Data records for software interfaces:
• • •

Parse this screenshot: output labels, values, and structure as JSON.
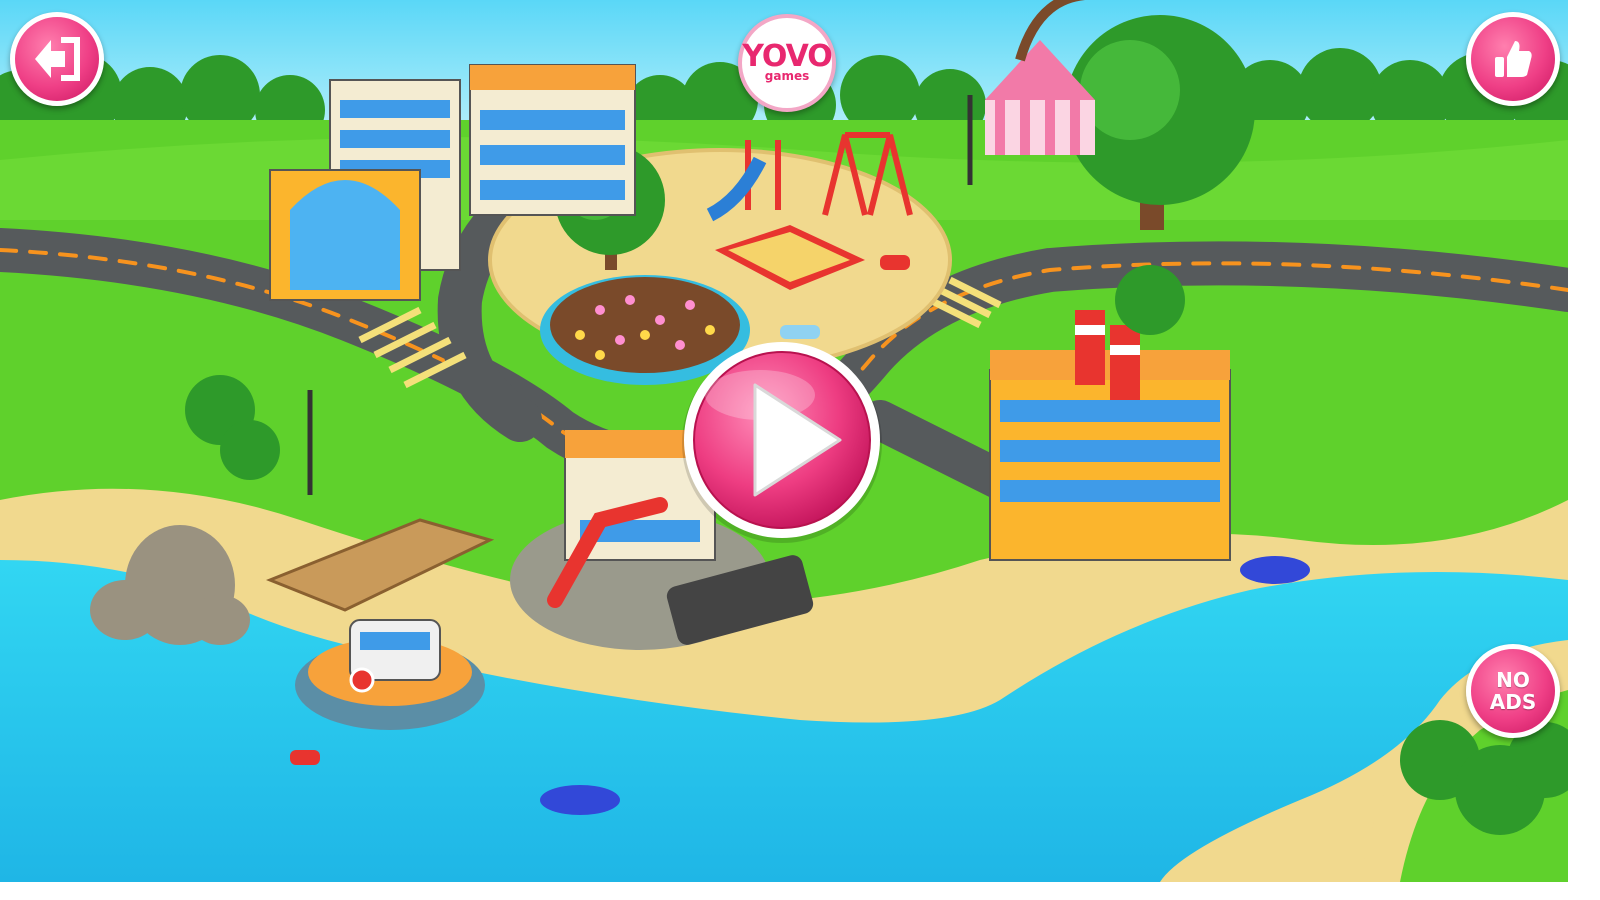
{
  "buttons": {
    "back": {
      "icon": "exit-arrow-icon"
    },
    "like": {
      "icon": "thumbs-up-icon"
    },
    "play": {
      "icon": "play-triangle-icon"
    },
    "no_ads": {
      "line1": "NO",
      "line2": "ADS"
    }
  },
  "logo": {
    "main": "YOVO",
    "sub": "games"
  },
  "colors": {
    "button_pink": "#ef3f86",
    "button_border": "#ffffff",
    "grass": "#5ccf2a",
    "water": "#2cc9ea",
    "road": "#565a5c",
    "sand": "#f1d98e"
  }
}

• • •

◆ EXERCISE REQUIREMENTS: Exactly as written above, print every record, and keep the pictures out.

◆ OUTPUT BELOW:
Parse this screenshot: output labels, values, and structure as JSON.
{
  "buttons": {
    "back": {
      "icon": "exit-arrow-icon"
    },
    "like": {
      "icon": "thumbs-up-icon"
    },
    "play": {
      "icon": "play-triangle-icon"
    },
    "no_ads": {
      "line1": "NO",
      "line2": "ADS"
    }
  },
  "logo": {
    "main": "YOVO",
    "sub": "games"
  },
  "colors": {
    "button_pink": "#ef3f86",
    "button_border": "#ffffff",
    "grass": "#5ccf2a",
    "water": "#2cc9ea",
    "road": "#565a5c",
    "sand": "#f1d98e"
  }
}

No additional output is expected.